Etymologies / Isidore de Séville Publicación Paris : Les Belles Lettres, 1981- XV. Les constructions et les terres / texte établi, traduit et commenté par Jean-Yves Guillaumin ; avec la collaboration de Pierre Monat
mediumaevum: Isidore of Seville [7th century CE] Whales are immense beasts, with bodies equal to mountains. They have their name from emitting water, for the Greek ballein means emit; they raise waves higher than those of any other sea beast. They are called monsters (cete) because of their horribleness. The whale that swallowed Jonah was of such size that its belly resembled hell; as Jonah says (Jonah 2:2): “He heard me from the belly of hell.” image: Bodleian Library, MS. Ashmole 1511…
Isidore of Seville [7th century CE] (Etymologies, Book 12, 3:7): The hedgehog is covered with quills, which it stiffens when threatened, and rolling itself into a ball is thus protected on all sides.
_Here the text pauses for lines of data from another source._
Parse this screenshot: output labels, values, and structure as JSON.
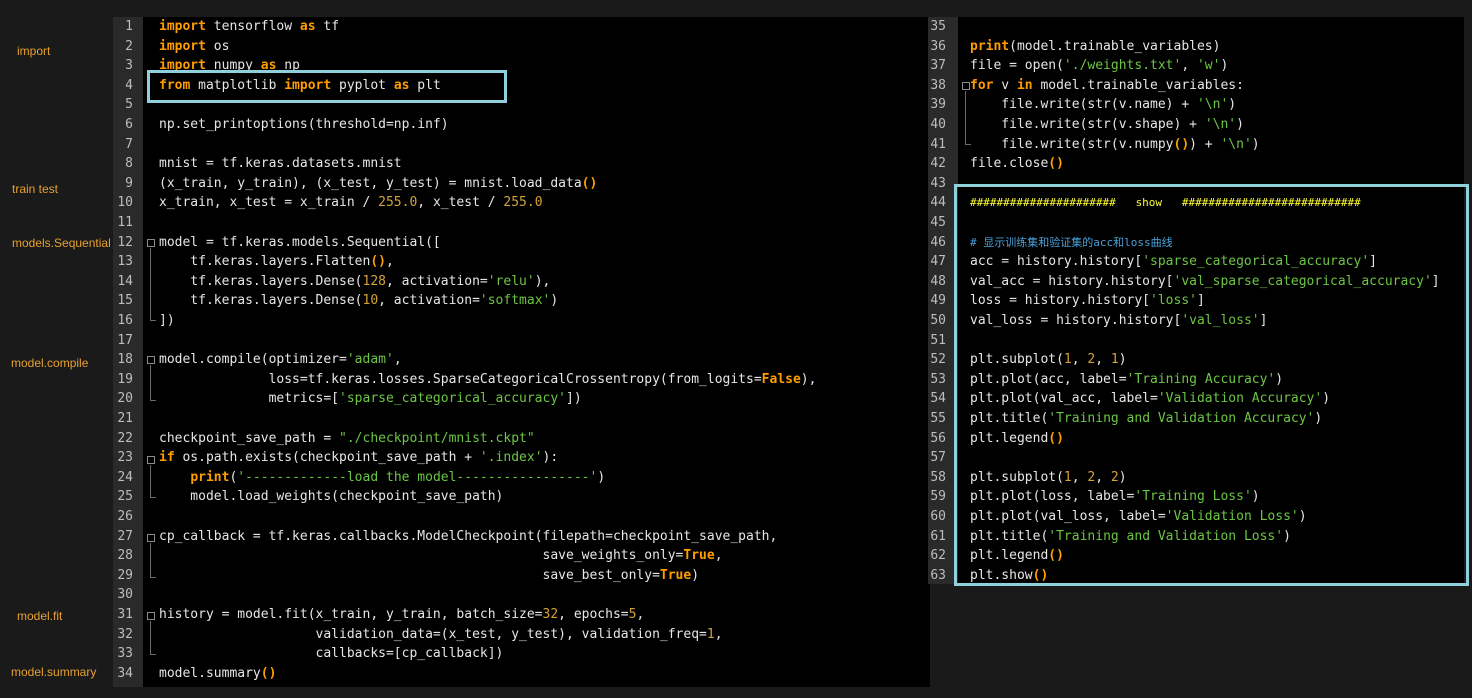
{
  "side_labels": [
    {
      "id": "import",
      "text": "import"
    },
    {
      "id": "train-test",
      "text": "train  test"
    },
    {
      "id": "models-sequential",
      "text": "models.Sequential"
    },
    {
      "id": "model-compile",
      "text": "model.compile"
    },
    {
      "id": "model-fit",
      "text": "model.fit"
    },
    {
      "id": "model-summary",
      "text": "model.summary"
    }
  ],
  "left_panel": {
    "lines": [
      {
        "n": "1",
        "code": "<span class='kw'>import</span> tensorflow <span class='kw'>as</span> tf"
      },
      {
        "n": "2",
        "code": "<span class='kw'>import</span> os"
      },
      {
        "n": "3",
        "code": "<span class='kw'>import</span> numpy <span class='kw'>as</span> np"
      },
      {
        "n": "4",
        "code": "<span class='kw'>from</span> matplotlib <span class='kw'>import</span> pyplot <span class='kw'>as</span> plt"
      },
      {
        "n": "5",
        "code": ""
      },
      {
        "n": "6",
        "code": "np.set_printoptions(threshold=np.inf)"
      },
      {
        "n": "7",
        "code": ""
      },
      {
        "n": "8",
        "code": "mnist = tf.keras.datasets.mnist"
      },
      {
        "n": "9",
        "code": "(x_train, y_train), (x_test, y_test) = mnist.load_data<span class='kw'>()</span>"
      },
      {
        "n": "10",
        "code": "x_train, x_test = x_train / <span class='nm'>255.0</span>, x_test / <span class='nm'>255.0</span>"
      },
      {
        "n": "11",
        "code": ""
      },
      {
        "n": "12",
        "code": "model = tf.keras.models.Sequential(["
      },
      {
        "n": "13",
        "code": "    tf.keras.layers.Flatten<span class='kw'>()</span>,"
      },
      {
        "n": "14",
        "code": "    tf.keras.layers.Dense(<span class='nm'>128</span>, activation=<span class='st'>'relu'</span>),"
      },
      {
        "n": "15",
        "code": "    tf.keras.layers.Dense(<span class='nm'>10</span>, activation=<span class='st'>'softmax'</span>)"
      },
      {
        "n": "16",
        "code": "])"
      },
      {
        "n": "17",
        "code": ""
      },
      {
        "n": "18",
        "code": "model.compile(optimizer=<span class='st'>'adam'</span>,"
      },
      {
        "n": "19",
        "code": "              loss=tf.keras.losses.SparseCategoricalCrossentropy(from_logits=<span class='kw'>False</span>),"
      },
      {
        "n": "20",
        "code": "              metrics=[<span class='st'>'sparse_categorical_accuracy'</span>])"
      },
      {
        "n": "21",
        "code": ""
      },
      {
        "n": "22",
        "code": "checkpoint_save_path = <span class='st'>\"./checkpoint/mnist.ckpt\"</span>"
      },
      {
        "n": "23",
        "code": "<span class='kw'>if</span> os.path.exists(checkpoint_save_path + <span class='st'>'.index'</span>):"
      },
      {
        "n": "24",
        "code": "    <span class='kw'>print</span>(<span class='st'>'-------------load the model-----------------'</span>)"
      },
      {
        "n": "25",
        "code": "    model.load_weights(checkpoint_save_path)"
      },
      {
        "n": "26",
        "code": ""
      },
      {
        "n": "27",
        "code": "cp_callback = tf.keras.callbacks.ModelCheckpoint(filepath=checkpoint_save_path,"
      },
      {
        "n": "28",
        "code": "                                                 save_weights_only=<span class='kw'>True</span>,"
      },
      {
        "n": "29",
        "code": "                                                 save_best_only=<span class='kw'>True</span>)"
      },
      {
        "n": "30",
        "code": ""
      },
      {
        "n": "31",
        "code": "history = model.fit(x_train, y_train, batch_size=<span class='nm'>32</span>, epochs=<span class='nm'>5</span>,"
      },
      {
        "n": "32",
        "code": "                    validation_data=(x_test, y_test), validation_freq=<span class='nm'>1</span>,"
      },
      {
        "n": "33",
        "code": "                    callbacks=[cp_callback])"
      },
      {
        "n": "34",
        "code": "model.summary<span class='kw'>()</span>"
      }
    ]
  },
  "right_panel": {
    "lines": [
      {
        "n": "35",
        "code": ""
      },
      {
        "n": "36",
        "code": "<span class='kw'>print</span>(model.trainable_variables)"
      },
      {
        "n": "37",
        "code": "file = open(<span class='st'>'./weights.txt'</span>, <span class='st'>'w'</span>)"
      },
      {
        "n": "38",
        "code": "<span class='kw'>for</span> v <span class='kw'>in</span> model.trainable_variables:"
      },
      {
        "n": "39",
        "code": "    file.write(str(v.name) + <span class='st'>'\\n'</span>)"
      },
      {
        "n": "40",
        "code": "    file.write(str(v.shape) + <span class='st'>'\\n'</span>)"
      },
      {
        "n": "41",
        "code": "    file.write(str(v.numpy<span class='kw'>()</span>) + <span class='st'>'\\n'</span>)"
      },
      {
        "n": "42",
        "code": "file.close<span class='kw'>()</span>"
      },
      {
        "n": "43",
        "code": ""
      },
      {
        "n": "44",
        "code": "<span class='hash' style='font-size:11px'>######################   show   ###########################</span>"
      },
      {
        "n": "45",
        "code": ""
      },
      {
        "n": "46",
        "code": "<span class='cm' style='font-size:11px'># 显示训练集和验证集的acc和loss曲线</span>"
      },
      {
        "n": "47",
        "code": "acc = history.history[<span class='st'>'sparse_categorical_accuracy'</span>]"
      },
      {
        "n": "48",
        "code": "val_acc = history.history[<span class='st'>'val_sparse_categorical_accuracy'</span>]"
      },
      {
        "n": "49",
        "code": "loss = history.history[<span class='st'>'loss'</span>]"
      },
      {
        "n": "50",
        "code": "val_loss = history.history[<span class='st'>'val_loss'</span>]"
      },
      {
        "n": "51",
        "code": ""
      },
      {
        "n": "52",
        "code": "plt.subplot(<span class='nm'>1</span>, <span class='nm'>2</span>, <span class='nm'>1</span>)"
      },
      {
        "n": "53",
        "code": "plt.plot(acc, label=<span class='st'>'Training Accuracy'</span>)"
      },
      {
        "n": "54",
        "code": "plt.plot(val_acc, label=<span class='st'>'Validation Accuracy'</span>)"
      },
      {
        "n": "55",
        "code": "plt.title(<span class='st'>'Training and Validation Accuracy'</span>)"
      },
      {
        "n": "56",
        "code": "plt.legend<span class='kw'>()</span>"
      },
      {
        "n": "57",
        "code": ""
      },
      {
        "n": "58",
        "code": "plt.subplot(<span class='nm'>1</span>, <span class='nm'>2</span>, <span class='nm'>2</span>)"
      },
      {
        "n": "59",
        "code": "plt.plot(loss, label=<span class='st'>'Training Loss'</span>)"
      },
      {
        "n": "60",
        "code": "plt.plot(val_loss, label=<span class='st'>'Validation Loss'</span>)"
      },
      {
        "n": "61",
        "code": "plt.title(<span class='st'>'Training and Validation Loss'</span>)"
      },
      {
        "n": "62",
        "code": "plt.legend<span class='kw'>()</span>"
      },
      {
        "n": "63",
        "code": "plt.show<span class='kw'>()</span>"
      }
    ]
  }
}
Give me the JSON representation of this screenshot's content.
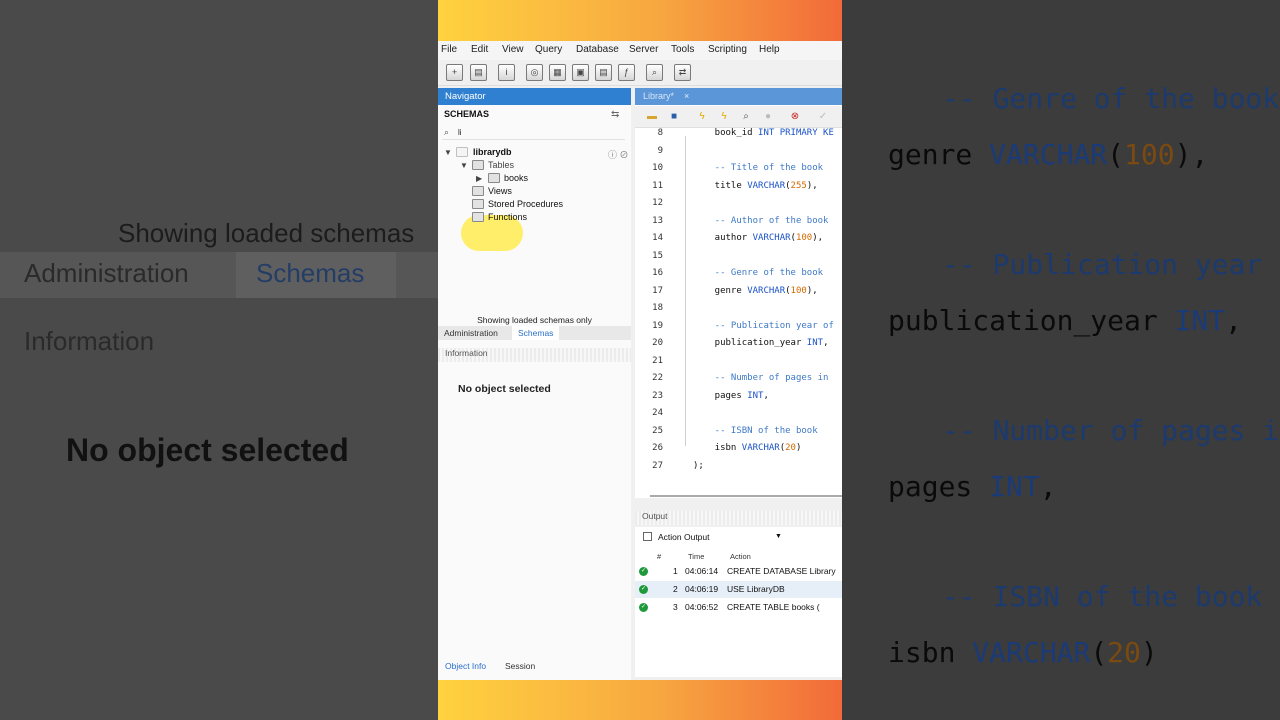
{
  "background": {
    "left": {
      "showing": "Showing loaded schemas",
      "tab_admin": "Administration",
      "tab_schemas": "Schemas",
      "info": "Information",
      "no_object": "No object selected"
    },
    "right": {
      "line1": "-- Genre of the book",
      "line2_a": "genre ",
      "line2_kw": "VARCHAR",
      "line2_b": "(",
      "line2_num": "100",
      "line2_c": "),",
      "line3": "-- Publication year of",
      "line4_a": "publication_year ",
      "line4_kw": "INT",
      "line4_b": ",",
      "line5": "-- Number of pages in",
      "line6_a": "pages ",
      "line6_kw": "INT",
      "line6_b": ",",
      "line7": "-- ISBN of the book",
      "line8_a": "isbn ",
      "line8_kw": "VARCHAR",
      "line8_b": "(",
      "line8_num": "20",
      "line8_c": ")"
    }
  },
  "menu": [
    "File",
    "Edit",
    "View",
    "Query",
    "Database",
    "Server",
    "Tools",
    "Scripting",
    "Help"
  ],
  "navigator": {
    "title": "Navigator",
    "schemas_label": "SCHEMAS",
    "search_value": "li",
    "tree": {
      "db": "librarydb",
      "tables": "Tables",
      "books": "books",
      "views": "Views",
      "procedures": "Stored Procedures",
      "functions": "Functions"
    },
    "showing": "Showing loaded schemas only",
    "tab_admin": "Administration",
    "tab_schemas": "Schemas",
    "info_label": "Information",
    "no_object": "No object selected",
    "bottom_tab_info": "Object Info",
    "bottom_tab_session": "Session"
  },
  "editor": {
    "tab_label": "Library*",
    "tab_close": "×",
    "lines": [
      {
        "n": "8",
        "a": "    book_id ",
        "kw": "INT PRIMARY KE",
        "b": ""
      },
      {
        "n": "9",
        "a": "",
        "kw": "",
        "b": ""
      },
      {
        "n": "10",
        "cm": "    -- Title of the book"
      },
      {
        "n": "11",
        "a": "    title ",
        "kw": "VARCHAR",
        "b": "(",
        "num": "255",
        "c": "),"
      },
      {
        "n": "12",
        "a": "",
        "kw": "",
        "b": ""
      },
      {
        "n": "13",
        "cm": "    -- Author of the book"
      },
      {
        "n": "14",
        "a": "    author ",
        "kw": "VARCHAR",
        "b": "(",
        "num": "100",
        "c": "),"
      },
      {
        "n": "15",
        "a": "",
        "kw": "",
        "b": ""
      },
      {
        "n": "16",
        "cm": "    -- Genre of the book"
      },
      {
        "n": "17",
        "a": "    genre ",
        "kw": "VARCHAR",
        "b": "(",
        "num": "100",
        "c": "),"
      },
      {
        "n": "18",
        "a": "",
        "kw": "",
        "b": ""
      },
      {
        "n": "19",
        "cm": "    -- Publication year of"
      },
      {
        "n": "20",
        "a": "    publication_year ",
        "kw": "INT",
        "b": ","
      },
      {
        "n": "21",
        "a": "",
        "kw": "",
        "b": ""
      },
      {
        "n": "22",
        "cm": "    -- Number of pages in"
      },
      {
        "n": "23",
        "a": "    pages ",
        "kw": "INT",
        "b": ","
      },
      {
        "n": "24",
        "a": "",
        "kw": "",
        "b": ""
      },
      {
        "n": "25",
        "cm": "    -- ISBN of the book"
      },
      {
        "n": "26",
        "a": "    isbn ",
        "kw": "VARCHAR",
        "b": "(",
        "num": "20",
        "c": ")"
      },
      {
        "n": "27",
        "a": ");",
        "kw": "",
        "b": ""
      }
    ]
  },
  "output": {
    "label": "Output",
    "selector": "Action Output",
    "col_num": "#",
    "col_time": "Time",
    "col_action": "Action",
    "rows": [
      {
        "num": "1",
        "time": "04:06:14",
        "action": "CREATE DATABASE Library"
      },
      {
        "num": "2",
        "time": "04:06:19",
        "action": "USE LibraryDB"
      },
      {
        "num": "3",
        "time": "04:06:52",
        "action": "CREATE TABLE books (  "
      }
    ]
  }
}
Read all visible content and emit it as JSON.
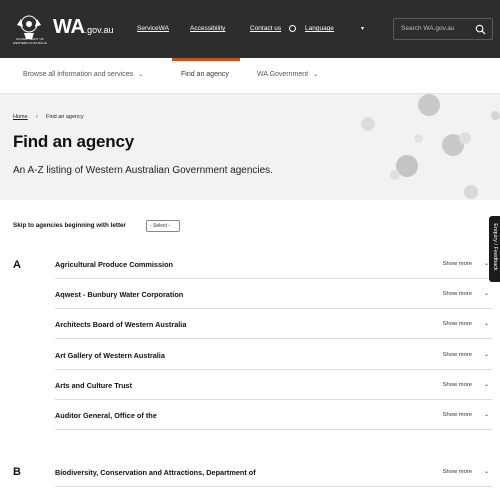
{
  "header": {
    "crest_caption": "GOVERNMENT OF WESTERN AUSTRALIA",
    "brand_main": "WA",
    "brand_suffix": ".gov.au",
    "links": [
      "ServiceWA",
      "Accessibility",
      "Contact us",
      "Language"
    ],
    "search_placeholder": "Search WA.gov.au"
  },
  "nav": {
    "items": [
      "Browse all information and services",
      "Find an agency",
      "WA Government"
    ],
    "active_index": 1
  },
  "breadcrumb": {
    "home": "Home",
    "separator": "›",
    "current": "Find an agency"
  },
  "hero": {
    "title": "Find an agency",
    "subtitle": "An A-Z listing of Western Australian Government agencies."
  },
  "skip": {
    "label": "Skip to agencies beginning with letter",
    "selected": "- Select -"
  },
  "groups": [
    {
      "letter": "A",
      "agencies": [
        "Agricultural Produce Commission",
        "Aqwest - Bunbury Water Corporation",
        "Architects Board of Western Australia",
        "Art Gallery of Western Australia",
        "Arts and Culture Trust",
        "Auditor General, Office of the"
      ]
    },
    {
      "letter": "B",
      "agencies": [
        "Biodiversity, Conservation and Attractions, Department of"
      ]
    }
  ],
  "show_more_label": "Show more",
  "feedback_label": "Enquiry / Feedback",
  "colors": {
    "header_bg": "#2d2d2d",
    "accent": "#c8501e",
    "hero_bg": "#f2f2f2"
  }
}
After it cuts a bunch of grapes off a vine it rolls over them so it can carry the grapes to its young on its quills. image: Bodleian Library, MS. Bodley 764, Folio 52v
Two Greek philosophers ventured out into the Egyptian desert to the mountain where Anthony lived. When they got there, Anthony asked them why they had come to talk to such a foolish man? He had reason to say that -- they saw before them a man who wore a skin, who refused to bathe, who lived on bread and water. They were Greek, the world's most admired civilization, and Anthony ... continue reading
St. Isidore of Seville, Roman Catholic Priest and Doctor of The Church. Isidore was the first Christian writer to try to compile a summa of universal knowledge, in his most important work, the Etymologiae his learning caught fire in Spanish minds and held back the Dark Ages of barbarism from Spain. Feastday April 4
April 4 - Happy Feast Day of St Isidore of Seville, younger and often bullied brother of St Leander but a Great Doctor of the Church #pinterest As bishop of Seville for 37 years, succeeding Leander, he set a model for representative government in Europe. Under his.....| Awestruck Catholic Social Network
The Mappa Mundi of Saint Beatus of Liébana (c.730 – c.800): Beatus of Liébana was a monk geographer from the Iberian Kingdom of Asturias. He created this world map around 776, basing it on the accounts given by Isidore of Seville, Ptolemy and the Bible. Some interesting details including placing the Garden of Eden at the end of Asia and locating a fourth continent beyond Africa.